(Website and app data records)

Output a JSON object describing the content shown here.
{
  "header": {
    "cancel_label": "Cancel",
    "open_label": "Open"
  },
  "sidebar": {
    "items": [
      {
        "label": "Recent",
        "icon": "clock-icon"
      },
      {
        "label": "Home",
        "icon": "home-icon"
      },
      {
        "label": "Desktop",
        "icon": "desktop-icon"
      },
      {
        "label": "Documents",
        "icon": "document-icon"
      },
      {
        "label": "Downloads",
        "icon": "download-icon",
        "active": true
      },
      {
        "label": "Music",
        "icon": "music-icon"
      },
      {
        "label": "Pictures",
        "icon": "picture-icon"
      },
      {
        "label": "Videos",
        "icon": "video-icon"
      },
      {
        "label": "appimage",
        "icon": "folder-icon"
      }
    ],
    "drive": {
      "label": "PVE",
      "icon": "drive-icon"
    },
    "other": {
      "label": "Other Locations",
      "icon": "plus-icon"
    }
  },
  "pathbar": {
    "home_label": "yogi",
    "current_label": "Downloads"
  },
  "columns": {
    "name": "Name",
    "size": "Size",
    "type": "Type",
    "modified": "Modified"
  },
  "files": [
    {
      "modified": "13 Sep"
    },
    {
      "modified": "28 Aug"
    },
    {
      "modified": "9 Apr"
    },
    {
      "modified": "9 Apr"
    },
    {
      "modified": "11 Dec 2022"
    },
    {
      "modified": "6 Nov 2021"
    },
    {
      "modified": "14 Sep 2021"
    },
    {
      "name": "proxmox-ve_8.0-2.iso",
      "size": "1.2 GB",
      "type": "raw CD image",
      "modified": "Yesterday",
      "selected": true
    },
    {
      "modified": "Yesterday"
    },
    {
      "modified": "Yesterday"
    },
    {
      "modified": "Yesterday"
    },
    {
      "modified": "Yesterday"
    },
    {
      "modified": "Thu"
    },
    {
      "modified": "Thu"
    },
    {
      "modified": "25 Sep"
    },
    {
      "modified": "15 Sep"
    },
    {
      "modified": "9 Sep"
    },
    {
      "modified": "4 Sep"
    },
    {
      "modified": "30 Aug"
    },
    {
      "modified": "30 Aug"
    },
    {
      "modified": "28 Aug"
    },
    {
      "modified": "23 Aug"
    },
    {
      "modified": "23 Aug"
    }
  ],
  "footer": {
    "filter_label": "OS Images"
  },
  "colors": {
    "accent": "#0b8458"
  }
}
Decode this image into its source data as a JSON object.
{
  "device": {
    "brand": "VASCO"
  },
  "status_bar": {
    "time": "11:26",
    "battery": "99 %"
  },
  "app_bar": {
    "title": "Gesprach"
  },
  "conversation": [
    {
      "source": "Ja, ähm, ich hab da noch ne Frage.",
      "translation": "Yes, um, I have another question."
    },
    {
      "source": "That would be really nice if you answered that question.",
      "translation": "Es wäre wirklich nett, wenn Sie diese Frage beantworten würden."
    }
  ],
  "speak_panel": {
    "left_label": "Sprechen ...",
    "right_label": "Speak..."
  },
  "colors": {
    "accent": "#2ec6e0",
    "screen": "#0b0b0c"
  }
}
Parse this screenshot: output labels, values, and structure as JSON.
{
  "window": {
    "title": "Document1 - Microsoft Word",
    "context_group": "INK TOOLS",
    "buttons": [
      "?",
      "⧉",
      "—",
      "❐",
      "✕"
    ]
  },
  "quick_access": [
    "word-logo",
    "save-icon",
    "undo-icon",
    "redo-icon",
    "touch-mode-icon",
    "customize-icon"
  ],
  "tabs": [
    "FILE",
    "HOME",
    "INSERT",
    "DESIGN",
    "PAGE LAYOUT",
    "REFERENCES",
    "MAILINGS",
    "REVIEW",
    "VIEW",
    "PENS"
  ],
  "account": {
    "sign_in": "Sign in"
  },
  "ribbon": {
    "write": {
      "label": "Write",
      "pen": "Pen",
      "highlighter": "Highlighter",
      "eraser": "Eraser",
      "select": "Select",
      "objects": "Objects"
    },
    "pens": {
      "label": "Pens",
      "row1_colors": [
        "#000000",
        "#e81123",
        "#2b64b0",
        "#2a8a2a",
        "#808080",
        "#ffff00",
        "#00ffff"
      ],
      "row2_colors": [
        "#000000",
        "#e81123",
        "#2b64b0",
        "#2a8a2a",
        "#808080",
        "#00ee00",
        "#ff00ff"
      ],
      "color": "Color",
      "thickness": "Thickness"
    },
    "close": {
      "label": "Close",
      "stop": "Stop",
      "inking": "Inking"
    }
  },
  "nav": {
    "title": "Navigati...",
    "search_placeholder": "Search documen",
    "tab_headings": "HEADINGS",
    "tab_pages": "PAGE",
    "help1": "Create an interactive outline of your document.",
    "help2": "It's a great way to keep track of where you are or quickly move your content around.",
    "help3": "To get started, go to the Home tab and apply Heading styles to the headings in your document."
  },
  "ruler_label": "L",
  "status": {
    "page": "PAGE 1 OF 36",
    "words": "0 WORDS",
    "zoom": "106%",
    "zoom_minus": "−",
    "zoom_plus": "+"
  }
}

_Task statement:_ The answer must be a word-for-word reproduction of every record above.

_Problem solution:_
Output a JSON object describing the content shown here.
{
  "header": {
    "cancel_label": "Cancel",
    "open_label": "Open"
  },
  "sidebar": {
    "items": [
      {
        "label": "Recent",
        "icon": "clock-icon"
      },
      {
        "label": "Home",
        "icon": "home-icon"
      },
      {
        "label": "Desktop",
        "icon": "desktop-icon"
      },
      {
        "label": "Documents",
        "icon": "document-icon"
      },
      {
        "label": "Downloads",
        "icon": "download-icon",
        "active": true
      },
      {
        "label": "Music",
        "icon": "music-icon"
      },
      {
        "label": "Pictures",
        "icon": "picture-icon"
      },
      {
        "label": "Videos",
        "icon": "video-icon"
      },
      {
        "label": "appimage",
        "icon": "folder-icon"
      }
    ],
    "drive": {
      "label": "PVE",
      "icon": "drive-icon"
    },
    "other": {
      "label": "Other Locations",
      "icon": "plus-icon"
    }
  },
  "pathbar": {
    "home_label": "yogi",
    "current_label": "Downloads"
  },
  "columns": {
    "name": "Name",
    "size": "Size",
    "type": "Type",
    "modified": "Modified"
  },
  "files": [
    {
      "modified": "13 Sep"
    },
    {
      "modified": "28 Aug"
    },
    {
      "modified": "9 Apr"
    },
    {
      "modified": "9 Apr"
    },
    {
      "modified": "11 Dec 2022"
    },
    {
      "modified": "6 Nov 2021"
    },
    {
      "modified": "14 Sep 2021"
    },
    {
      "name": "proxmox-ve_8.0-2.iso",
      "size": "1.2 GB",
      "type": "raw CD image",
      "modified": "Yesterday",
      "selected": true
    },
    {
      "modified": "Yesterday"
    },
    {
      "modified": "Yesterday"
    },
    {
      "modified": "Yesterday"
    },
    {
      "modified": "Yesterday"
    },
    {
      "modified": "Thu"
    },
    {
      "modified": "Thu"
    },
    {
      "modified": "25 Sep"
    },
    {
      "modified": "15 Sep"
    },
    {
      "modified": "9 Sep"
    },
    {
      "modified": "4 Sep"
    },
    {
      "modified": "30 Aug"
    },
    {
      "modified": "30 Aug"
    },
    {
      "modified": "28 Aug"
    },
    {
      "modified": "23 Aug"
    },
    {
      "modified": "23 Aug"
    }
  ],
  "footer": {
    "filter_label": "OS Images"
  },
  "colors": {
    "accent": "#0b8458"
  }
}
Decode this image into its source data as a JSON object.
{
  "device": {
    "brand": "VASCO"
  },
  "status_bar": {
    "time": "11:26",
    "battery": "99 %"
  },
  "app_bar": {
    "title": "Gesprach"
  },
  "conversation": [
    {
      "source": "Ja, ähm, ich hab da noch ne Frage.",
      "translation": "Yes, um, I have another question."
    },
    {
      "source": "That would be really nice if you answered that question.",
      "translation": "Es wäre wirklich nett, wenn Sie diese Frage beantworten würden."
    }
  ],
  "speak_panel": {
    "left_label": "Sprechen ...",
    "right_label": "Speak..."
  },
  "colors": {
    "accent": "#2ec6e0",
    "screen": "#0b0b0c"
  }
}
Parse this screenshot: output labels, values, and structure as JSON.
{
  "window": {
    "title": "Document1 - Microsoft Word",
    "context_group": "INK TOOLS",
    "buttons": [
      "?",
      "⧉",
      "—",
      "❐",
      "✕"
    ]
  },
  "quick_access": [
    "word-logo",
    "save-icon",
    "undo-icon",
    "redo-icon",
    "touch-mode-icon",
    "customize-icon"
  ],
  "tabs": [
    "FILE",
    "HOME",
    "INSERT",
    "DESIGN",
    "PAGE LAYOUT",
    "REFERENCES",
    "MAILINGS",
    "REVIEW",
    "VIEW",
    "PENS"
  ],
  "account": {
    "sign_in": "Sign in"
  },
  "ribbon": {
    "write": {
      "label": "Write",
      "pen": "Pen",
      "highlighter": "Highlighter",
      "eraser": "Eraser",
      "select": "Select",
      "objects": "Objects"
    },
    "pens": {
      "label": "Pens",
      "row1_colors": [
        "#000000",
        "#e81123",
        "#2b64b0",
        "#2a8a2a",
        "#808080",
        "#ffff00",
        "#00ffff"
      ],
      "row2_colors": [
        "#000000",
        "#e81123",
        "#2b64b0",
        "#2a8a2a",
        "#808080",
        "#00ee00",
        "#ff00ff"
      ],
      "color": "Color",
      "thickness": "Thickness"
    },
    "close": {
      "label": "Close",
      "stop": "Stop",
      "inking": "Inking"
    }
  },
  "nav": {
    "title": "Navigati...",
    "search_placeholder": "Search documen",
    "tab_headings": "HEADINGS",
    "tab_pages": "PAGE",
    "help1": "Create an interactive outline of your document.",
    "help2": "It's a great way to keep track of where you are or quickly move your content around.",
    "help3": "To get started, go to the Home tab and apply Heading styles to the headings in your document."
  },
  "ruler_label": "L",
  "status": {
    "page": "PAGE 1 OF 36",
    "words": "0 WORDS",
    "zoom": "106%",
    "zoom_minus": "−",
    "zoom_plus": "+"
  }
}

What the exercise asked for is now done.